*** Block opens ***

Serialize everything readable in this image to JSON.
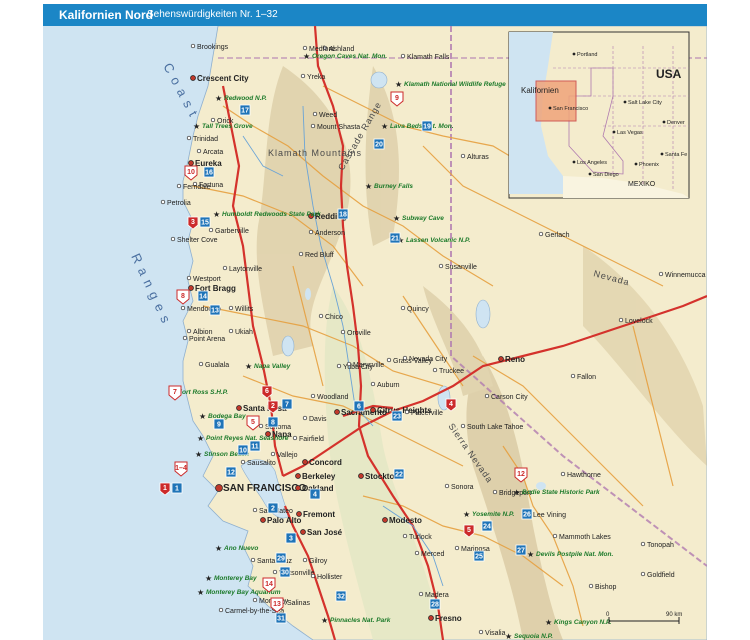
{
  "header": {
    "title": "Kalifornien Nord",
    "subtitle": "Sehenswürdigkeiten Nr. 1–32"
  },
  "colors": {
    "header_bar": "#1b86c6",
    "ocean": "#cfe4f2",
    "land": "#f4eccd",
    "highway": "#d4322c",
    "road": "#e6a040",
    "badge_blue": "#1f74b8",
    "pin_red": "#cc2a2a",
    "park_green": "#1c7a2a"
  },
  "cities": [
    {
      "id": "brookings",
      "label": "Brookings",
      "size": "small"
    },
    {
      "id": "crescent",
      "label": "Crescent City",
      "size": "medium"
    },
    {
      "id": "eureka",
      "label": "Eureka",
      "size": "medium"
    },
    {
      "id": "arcata",
      "label": "Arcata",
      "size": "small"
    },
    {
      "id": "fortuna",
      "label": "Fortuna",
      "size": "small"
    },
    {
      "id": "trinidad",
      "label": "Trinidad",
      "size": "small"
    },
    {
      "id": "orick",
      "label": "Orick",
      "size": "small"
    },
    {
      "id": "ferndale",
      "label": "Ferndale",
      "size": "small"
    },
    {
      "id": "petrolia",
      "label": "Petrolia",
      "size": "small"
    },
    {
      "id": "sheltercove",
      "label": "Shelter Cove",
      "size": "small"
    },
    {
      "id": "garberville",
      "label": "Garberville",
      "size": "small"
    },
    {
      "id": "westport",
      "label": "Westport",
      "size": "small"
    },
    {
      "id": "fortbragg",
      "label": "Fort Bragg",
      "size": "medium"
    },
    {
      "id": "mendocino",
      "label": "Mendocino",
      "size": "small"
    },
    {
      "id": "albion",
      "label": "Albion",
      "size": "small"
    },
    {
      "id": "pointarena",
      "label": "Point Arena",
      "size": "small"
    },
    {
      "id": "gualala",
      "label": "Gualala",
      "size": "small"
    },
    {
      "id": "ukiah",
      "label": "Ukiah",
      "size": "small"
    },
    {
      "id": "willits",
      "label": "Willits",
      "size": "small"
    },
    {
      "id": "laytonville",
      "label": "Laytonville",
      "size": "small"
    },
    {
      "id": "santarosa",
      "label": "Santa Rosa",
      "size": "medium"
    },
    {
      "id": "napa",
      "label": "Napa",
      "size": "medium"
    },
    {
      "id": "sonoma",
      "label": "Sonoma",
      "size": "small"
    },
    {
      "id": "fairfield",
      "label": "Fairfield",
      "size": "small"
    },
    {
      "id": "vallejo",
      "label": "Vallejo",
      "size": "small"
    },
    {
      "id": "sausalito",
      "label": "Sausalito",
      "size": "small"
    },
    {
      "id": "sf",
      "label": "SAN FRANCISCO",
      "size": "large"
    },
    {
      "id": "oakland",
      "label": "Oakland",
      "size": "medium"
    },
    {
      "id": "berkeley",
      "label": "Berkeley",
      "size": "medium"
    },
    {
      "id": "concord",
      "label": "Concord",
      "size": "medium"
    },
    {
      "id": "sanmateo",
      "label": "San Mateo",
      "size": "small"
    },
    {
      "id": "paloalto",
      "label": "Palo Alto",
      "size": "medium"
    },
    {
      "id": "fremont",
      "label": "Fremont",
      "size": "medium"
    },
    {
      "id": "sanjose",
      "label": "San José",
      "size": "medium"
    },
    {
      "id": "santacruz",
      "label": "Santa Cruz",
      "size": "small"
    },
    {
      "id": "monterey",
      "label": "Monterey",
      "size": "small"
    },
    {
      "id": "salinas",
      "label": "Salinas",
      "size": "small"
    },
    {
      "id": "carmel",
      "label": "Carmel-by-the-Sea",
      "size": "small"
    },
    {
      "id": "watsonville",
      "label": "Watsonville",
      "size": "small"
    },
    {
      "id": "gilroy",
      "label": "Gilroy",
      "size": "small"
    },
    {
      "id": "hollister",
      "label": "Hollister",
      "size": "small"
    },
    {
      "id": "stockton",
      "label": "Stockton",
      "size": "medium"
    },
    {
      "id": "modesto",
      "label": "Modesto",
      "size": "medium"
    },
    {
      "id": "merced",
      "label": "Merced",
      "size": "small"
    },
    {
      "id": "turlock",
      "label": "Turlock",
      "size": "small"
    },
    {
      "id": "fresno",
      "label": "Fresno",
      "size": "medium"
    },
    {
      "id": "madera",
      "label": "Madera",
      "size": "small"
    },
    {
      "id": "sacramento",
      "label": "Sacramento",
      "size": "medium"
    },
    {
      "id": "citrus",
      "label": "Citrus Heights",
      "size": "medium"
    },
    {
      "id": "davis",
      "label": "Davis",
      "size": "small"
    },
    {
      "id": "woodland",
      "label": "Woodland",
      "size": "small"
    },
    {
      "id": "yubacity",
      "label": "Yuba City",
      "size": "small"
    },
    {
      "id": "marysville",
      "label": "Marysville",
      "size": "small"
    },
    {
      "id": "oroville",
      "label": "Oroville",
      "size": "small"
    },
    {
      "id": "chico",
      "label": "Chico",
      "size": "small"
    },
    {
      "id": "redbluff",
      "label": "Red Bluff",
      "size": "small"
    },
    {
      "id": "redding",
      "label": "Redding",
      "size": "medium"
    },
    {
      "id": "anderson",
      "label": "Anderson",
      "size": "small"
    },
    {
      "id": "yreka",
      "label": "Yreka",
      "size": "small"
    },
    {
      "id": "weed",
      "label": "Weed",
      "size": "small"
    },
    {
      "id": "mtshasta",
      "label": "Mount Shasta",
      "size": "small"
    },
    {
      "id": "ashland",
      "label": "Ashland",
      "size": "small"
    },
    {
      "id": "medford",
      "label": "Medford",
      "size": "small"
    },
    {
      "id": "klamathfalls",
      "label": "Klamath Falls",
      "size": "small"
    },
    {
      "id": "alturas",
      "label": "Alturas",
      "size": "small"
    },
    {
      "id": "susanville",
      "label": "Susanville",
      "size": "small"
    },
    {
      "id": "quincy",
      "label": "Quincy",
      "size": "small"
    },
    {
      "id": "grassvalley",
      "label": "Grass Valley",
      "size": "small"
    },
    {
      "id": "nevadacity",
      "label": "Nevada City",
      "size": "small"
    },
    {
      "id": "truckee",
      "label": "Truckee",
      "size": "small"
    },
    {
      "id": "reno",
      "label": "Reno",
      "size": "medium"
    },
    {
      "id": "carsoncity",
      "label": "Carson City",
      "size": "small"
    },
    {
      "id": "southlaketahoe",
      "label": "South Lake Tahoe",
      "size": "small"
    },
    {
      "id": "placerville",
      "label": "Placerville",
      "size": "small"
    },
    {
      "id": "auburn",
      "label": "Auburn",
      "size": "small"
    },
    {
      "id": "sonora",
      "label": "Sonora",
      "size": "small"
    },
    {
      "id": "mariposa",
      "label": "Mariposa",
      "size": "small"
    },
    {
      "id": "bridgeport",
      "label": "Bridgeport",
      "size": "small"
    },
    {
      "id": "leevining",
      "label": "Lee Vining",
      "size": "small"
    },
    {
      "id": "mammoth",
      "label": "Mammoth Lakes",
      "size": "small"
    },
    {
      "id": "bishop",
      "label": "Bishop",
      "size": "small"
    },
    {
      "id": "hawthorne",
      "label": "Hawthorne",
      "size": "small"
    },
    {
      "id": "fallon",
      "label": "Fallon",
      "size": "small"
    },
    {
      "id": "lovelock",
      "label": "Lovelock",
      "size": "small"
    },
    {
      "id": "winnemucca",
      "label": "Winnemucca",
      "size": "small"
    },
    {
      "id": "gerlach",
      "label": "Gerlach",
      "size": "small"
    },
    {
      "id": "tonopah",
      "label": "Tonopah",
      "size": "small"
    },
    {
      "id": "goldfield",
      "label": "Goldfield",
      "size": "small"
    },
    {
      "id": "visalia",
      "label": "Visalia",
      "size": "small"
    }
  ],
  "parks": [
    {
      "id": "redwood",
      "label": "Redwood N.P."
    },
    {
      "id": "talltrees",
      "label": "Tall Trees Grove"
    },
    {
      "id": "humboldt",
      "label": "Humboldt Redwoods State Park"
    },
    {
      "id": "lassen",
      "label": "Lassen Volcanic N.P."
    },
    {
      "id": "lavabeds",
      "label": "Lava Beds Nat. Mon."
    },
    {
      "id": "oregoncaves",
      "label": "Oregon Caves Nat. Mon."
    },
    {
      "id": "klamathnwr",
      "label": "Klamath National Wildlife Refuge"
    },
    {
      "id": "burneyfalls",
      "label": "Burney Falls"
    },
    {
      "id": "subwaycave",
      "label": "Subway Cave"
    },
    {
      "id": "fortross",
      "label": "Fort Ross S.H.P."
    },
    {
      "id": "pointreyes",
      "label": "Point Reyes Nat. Seashore"
    },
    {
      "id": "yosemite",
      "label": "Yosemite N.P."
    },
    {
      "id": "bodie",
      "label": "Bodie State Historic Park"
    },
    {
      "id": "devils",
      "label": "Devils Postpile Nat. Mon."
    },
    {
      "id": "kingscanyon",
      "label": "Kings Canyon N.P."
    },
    {
      "id": "sequoia",
      "label": "Sequoia N.P."
    },
    {
      "id": "pinnacles",
      "label": "Pinnacles Nat. Park"
    },
    {
      "id": "anonuevo",
      "label": "Ano Nuevo"
    },
    {
      "id": "montereybay",
      "label": "Monterey Bay"
    },
    {
      "id": "montereyaquarium",
      "label": "Monterey Bay Aquarium"
    },
    {
      "id": "stinson",
      "label": "Stinson Beach"
    },
    {
      "id": "bodegabay",
      "label": "Bodega Bay"
    },
    {
      "id": "napavalley",
      "label": "Napa Valley"
    }
  ],
  "ranges": [
    {
      "id": "coastranges_a",
      "label": "Coast"
    },
    {
      "id": "coastranges_b",
      "label": "Ranges"
    },
    {
      "id": "cascade",
      "label": "Cascade Range"
    },
    {
      "id": "klamathmtns",
      "label": "Klamath Mountains"
    },
    {
      "id": "sierra",
      "label": "Sierra Nevada"
    },
    {
      "id": "nevada",
      "label": "Nevada"
    }
  ],
  "sights_blue": [
    "1",
    "2",
    "3",
    "4",
    "6",
    "7",
    "8",
    "9",
    "10",
    "11",
    "12",
    "13",
    "14",
    "15",
    "16",
    "17",
    "18",
    "19",
    "20",
    "21",
    "22",
    "23",
    "24",
    "25",
    "26",
    "27",
    "28",
    "29",
    "30",
    "31",
    "32"
  ],
  "sights_red": [
    "1",
    "2",
    "3",
    "4",
    "5",
    "6"
  ],
  "sights_outline": [
    "1–4",
    "5",
    "7",
    "8",
    "9",
    "10",
    "12",
    "13",
    "14"
  ],
  "inset": {
    "country_usa": "USA",
    "country_mexico": "MEXIKO",
    "state_label": "Kalifornien",
    "cities": [
      "Portland",
      "Salt Lake City",
      "Denver",
      "San Francisco",
      "Las Vegas",
      "Los Angeles",
      "San Diego",
      "Phoenix",
      "Santa Fe"
    ]
  },
  "scale": {
    "zero": "0",
    "end": "90 km"
  }
}
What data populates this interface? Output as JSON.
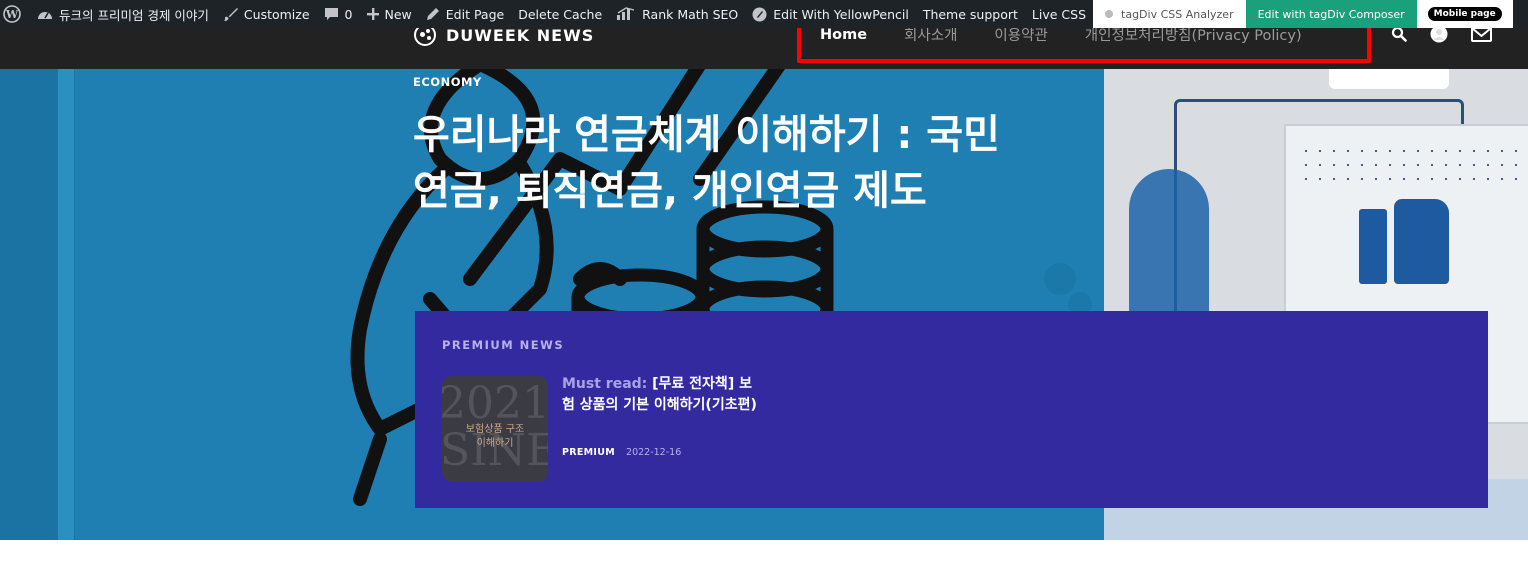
{
  "adminbar": {
    "site_name": "듀크의 프리미엄 경제 이야기",
    "customize": "Customize",
    "comments_count": "0",
    "new": "New",
    "edit_page": "Edit Page",
    "delete_cache": "Delete Cache",
    "rank_math": "Rank Math SEO",
    "yellowpencil": "Edit With YellowPencil",
    "theme_support": "Theme support",
    "live_css": "Live CSS",
    "css_analyzer": "tagDiv CSS Analyzer",
    "composer": "Edit with tagDiv Composer",
    "mobile_page": "Mobile page"
  },
  "header": {
    "logo_text": "DUWEEK NEWS",
    "nav": [
      "Home",
      "회사소개",
      "이용약관",
      "개인정보처리방침(Privacy Policy)"
    ],
    "icons": [
      "search-icon",
      "user-icon",
      "mail-icon"
    ]
  },
  "hero": {
    "category": "ECONOMY",
    "title": "우리나라 연금체계 이해하기 : 국민연금, 퇴직연금, 개인연금 제도"
  },
  "premium": {
    "label": "PREMIUM NEWS",
    "item": {
      "thumb_year": "2021",
      "thumb_word": "SINE",
      "thumb_line1": "보험상품 구조",
      "thumb_line2": "이해하기",
      "prefix": "Must read:",
      "title": "[무료 전자책] 보험 상품의 기본 이해하기(기초편)",
      "tag": "PREMIUM",
      "date": "2022-12-16"
    }
  },
  "colors": {
    "adminbar_bg": "#1d2327",
    "header_bg": "#222222",
    "hero_bg": "#1f7fb2",
    "premium_bg": "#342aa0",
    "highlight": "#ff0000",
    "composer_green": "#1aa07b"
  }
}
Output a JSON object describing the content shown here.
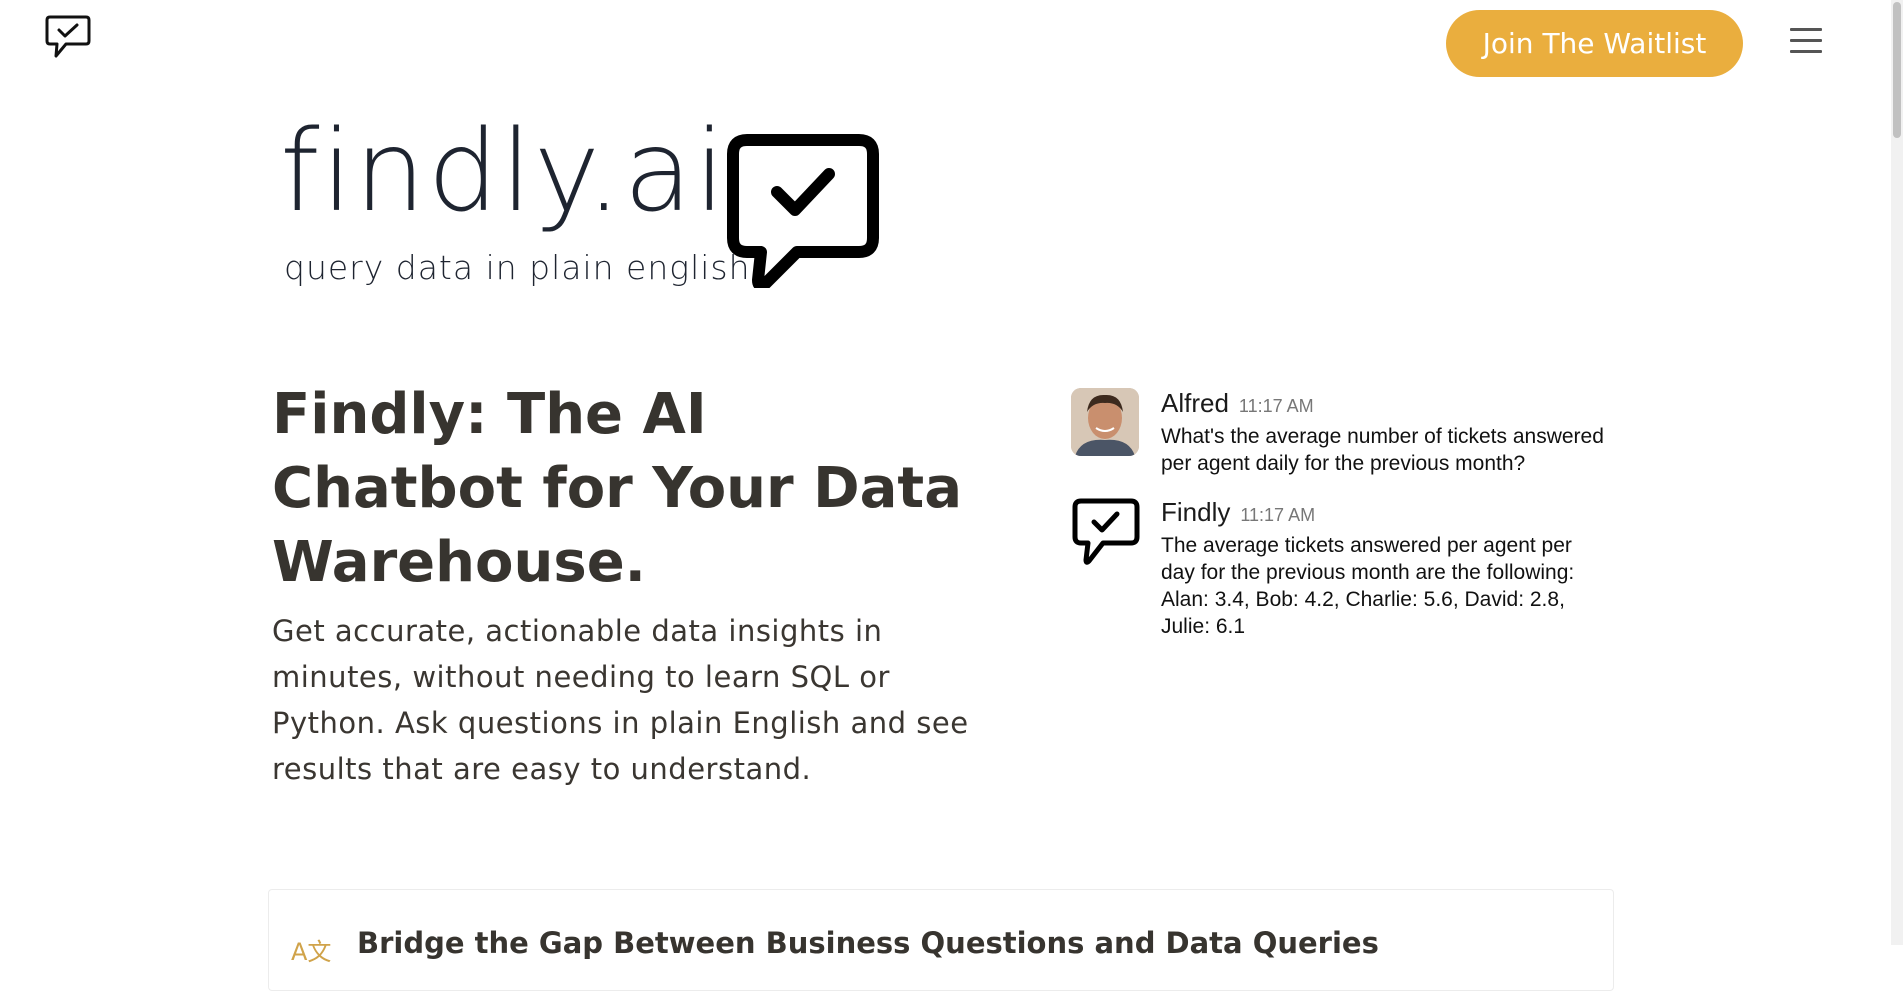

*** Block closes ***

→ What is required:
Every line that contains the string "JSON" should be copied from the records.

→ Solution for this task:
Serialize everything readable in this image to JSON.
What data populates this interface? Output as JSON.
Output a JSON object describing the content shown here.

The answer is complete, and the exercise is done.